Interface dataset entries
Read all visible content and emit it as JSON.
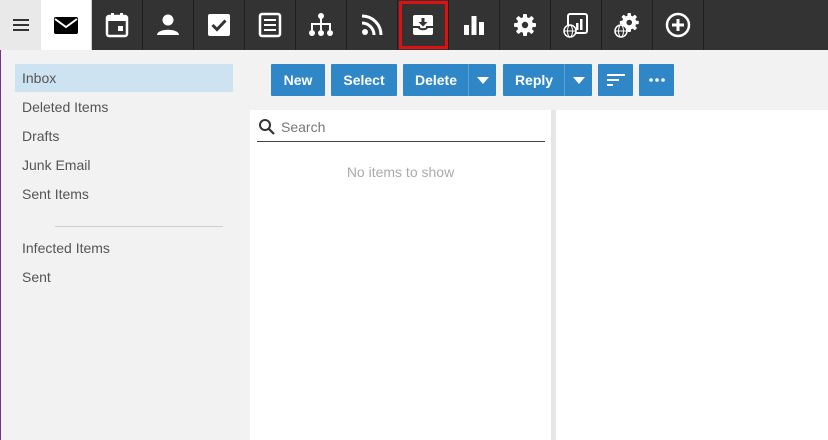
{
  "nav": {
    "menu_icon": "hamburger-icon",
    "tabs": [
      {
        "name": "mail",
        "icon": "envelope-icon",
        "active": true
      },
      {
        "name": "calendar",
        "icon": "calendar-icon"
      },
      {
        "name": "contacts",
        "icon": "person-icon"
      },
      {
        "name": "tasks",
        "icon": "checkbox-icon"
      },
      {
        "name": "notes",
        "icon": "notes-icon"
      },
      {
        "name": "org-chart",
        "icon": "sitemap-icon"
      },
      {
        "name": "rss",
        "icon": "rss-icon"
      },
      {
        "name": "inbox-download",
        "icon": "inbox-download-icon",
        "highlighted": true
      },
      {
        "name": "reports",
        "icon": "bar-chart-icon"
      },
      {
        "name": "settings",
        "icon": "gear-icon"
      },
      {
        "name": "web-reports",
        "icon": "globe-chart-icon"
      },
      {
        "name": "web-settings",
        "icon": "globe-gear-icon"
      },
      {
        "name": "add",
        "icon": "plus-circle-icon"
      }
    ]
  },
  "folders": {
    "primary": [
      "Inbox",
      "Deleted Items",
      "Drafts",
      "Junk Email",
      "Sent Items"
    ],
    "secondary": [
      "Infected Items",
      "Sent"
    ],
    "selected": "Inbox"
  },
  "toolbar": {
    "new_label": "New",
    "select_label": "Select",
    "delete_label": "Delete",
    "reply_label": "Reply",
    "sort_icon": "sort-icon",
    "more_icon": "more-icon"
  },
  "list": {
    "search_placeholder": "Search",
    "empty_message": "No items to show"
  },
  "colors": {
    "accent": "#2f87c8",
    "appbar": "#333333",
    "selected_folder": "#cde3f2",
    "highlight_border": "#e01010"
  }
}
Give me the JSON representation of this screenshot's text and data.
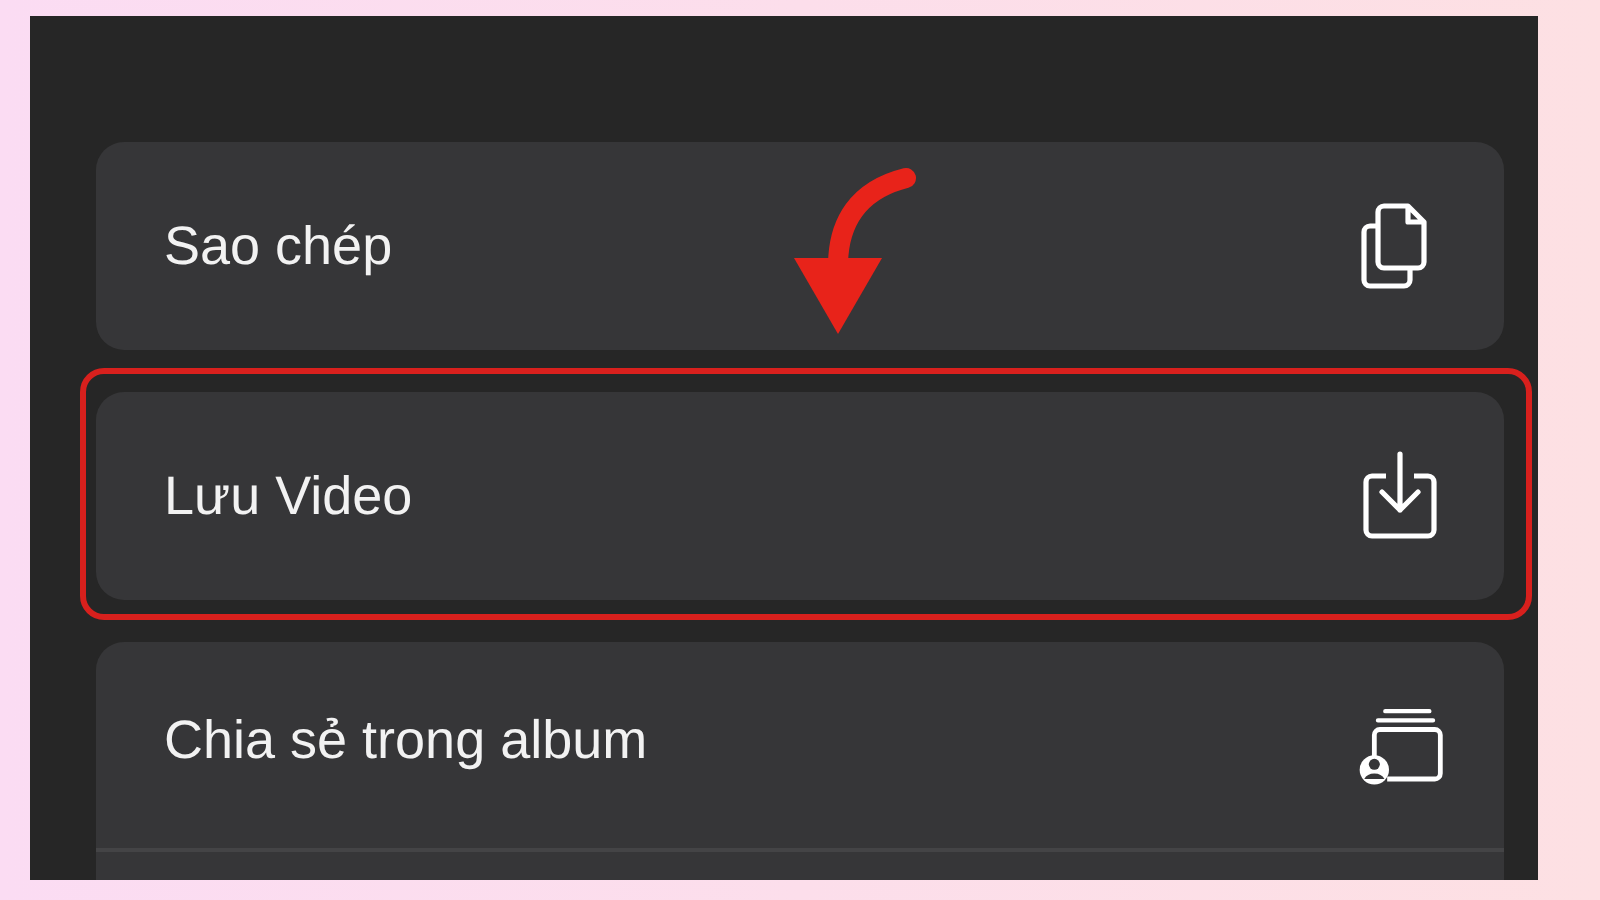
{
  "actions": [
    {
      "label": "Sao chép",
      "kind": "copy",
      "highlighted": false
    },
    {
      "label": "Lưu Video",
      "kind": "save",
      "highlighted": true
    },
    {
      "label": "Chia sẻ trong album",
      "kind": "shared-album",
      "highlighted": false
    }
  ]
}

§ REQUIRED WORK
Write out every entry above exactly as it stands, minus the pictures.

§ SOLUTION TO THIS TASK
Read all visible content and emit it as JSON.
{
  "nav": {
    "menu_icon": "hamburger-icon",
    "tabs": [
      {
        "name": "mail",
        "icon": "envelope-icon",
        "active": true
      },
      {
        "name": "calendar",
        "icon": "calendar-icon"
      },
      {
        "name": "contacts",
        "icon": "person-icon"
      },
      {
        "name": "tasks",
        "icon": "checkbox-icon"
      },
      {
        "name": "notes",
        "icon": "notes-icon"
      },
      {
        "name": "org-chart",
        "icon": "sitemap-icon"
      },
      {
        "name": "rss",
        "icon": "rss-icon"
      },
      {
        "name": "inbox-download",
        "icon": "inbox-download-icon",
        "highlighted": true
      },
      {
        "name": "reports",
        "icon": "bar-chart-icon"
      },
      {
        "name": "settings",
        "icon": "gear-icon"
      },
      {
        "name": "web-reports",
        "icon": "globe-chart-icon"
      },
      {
        "name": "web-settings",
        "icon": "globe-gear-icon"
      },
      {
        "name": "add",
        "icon": "plus-circle-icon"
      }
    ]
  },
  "folders": {
    "primary": [
      "Inbox",
      "Deleted Items",
      "Drafts",
      "Junk Email",
      "Sent Items"
    ],
    "secondary": [
      "Infected Items",
      "Sent"
    ],
    "selected": "Inbox"
  },
  "toolbar": {
    "new_label": "New",
    "select_label": "Select",
    "delete_label": "Delete",
    "reply_label": "Reply",
    "sort_icon": "sort-icon",
    "more_icon": "more-icon"
  },
  "list": {
    "search_placeholder": "Search",
    "empty_message": "No items to show"
  },
  "colors": {
    "accent": "#2f87c8",
    "appbar": "#333333",
    "selected_folder": "#cde3f2",
    "highlight_border": "#e01010"
  }
}
Give me the JSON representation of this screenshot's text and data.
{
  "actions": [
    {
      "label": "Sao chép",
      "kind": "copy",
      "highlighted": false
    },
    {
      "label": "Lưu Video",
      "kind": "save",
      "highlighted": true
    },
    {
      "label": "Chia sẻ trong album",
      "kind": "shared-album",
      "highlighted": false
    }
  ]
}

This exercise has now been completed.